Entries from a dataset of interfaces
------

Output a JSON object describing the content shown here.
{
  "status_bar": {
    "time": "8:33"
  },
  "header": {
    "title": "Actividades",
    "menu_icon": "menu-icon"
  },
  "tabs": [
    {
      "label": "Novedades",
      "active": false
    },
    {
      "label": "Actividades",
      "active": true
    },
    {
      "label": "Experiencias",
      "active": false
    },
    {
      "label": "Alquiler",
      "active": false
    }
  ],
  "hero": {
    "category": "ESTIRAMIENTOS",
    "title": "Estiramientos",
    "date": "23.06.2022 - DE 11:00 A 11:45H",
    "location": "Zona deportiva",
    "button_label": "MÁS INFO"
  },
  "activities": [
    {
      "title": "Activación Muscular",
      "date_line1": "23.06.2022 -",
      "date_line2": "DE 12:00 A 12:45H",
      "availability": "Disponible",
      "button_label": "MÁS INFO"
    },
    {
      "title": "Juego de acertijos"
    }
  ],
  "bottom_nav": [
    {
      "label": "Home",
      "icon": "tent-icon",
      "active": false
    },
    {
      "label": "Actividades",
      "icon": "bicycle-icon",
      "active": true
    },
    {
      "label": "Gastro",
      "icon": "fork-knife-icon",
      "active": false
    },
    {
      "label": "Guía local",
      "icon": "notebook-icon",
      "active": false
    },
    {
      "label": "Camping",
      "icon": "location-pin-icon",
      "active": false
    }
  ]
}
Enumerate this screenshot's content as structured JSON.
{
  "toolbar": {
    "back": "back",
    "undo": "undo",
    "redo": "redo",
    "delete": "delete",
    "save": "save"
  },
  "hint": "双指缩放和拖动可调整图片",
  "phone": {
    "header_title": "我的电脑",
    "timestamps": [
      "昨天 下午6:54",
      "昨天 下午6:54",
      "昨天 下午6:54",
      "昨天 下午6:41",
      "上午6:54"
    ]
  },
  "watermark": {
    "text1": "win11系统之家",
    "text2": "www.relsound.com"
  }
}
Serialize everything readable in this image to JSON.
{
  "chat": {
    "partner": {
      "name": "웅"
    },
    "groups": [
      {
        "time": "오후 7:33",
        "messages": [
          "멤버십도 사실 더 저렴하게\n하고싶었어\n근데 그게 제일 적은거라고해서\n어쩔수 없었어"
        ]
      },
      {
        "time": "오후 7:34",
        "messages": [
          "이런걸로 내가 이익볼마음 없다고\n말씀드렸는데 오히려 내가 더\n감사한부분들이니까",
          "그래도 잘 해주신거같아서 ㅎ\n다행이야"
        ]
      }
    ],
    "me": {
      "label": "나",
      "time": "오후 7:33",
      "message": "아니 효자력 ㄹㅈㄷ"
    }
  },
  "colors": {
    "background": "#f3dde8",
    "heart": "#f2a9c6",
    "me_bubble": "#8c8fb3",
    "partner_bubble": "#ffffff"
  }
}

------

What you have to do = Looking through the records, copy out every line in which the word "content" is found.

Response to this exercise =
Output a JSON object describing the content shown here.
Enumerate this screenshot's content as structured JSON.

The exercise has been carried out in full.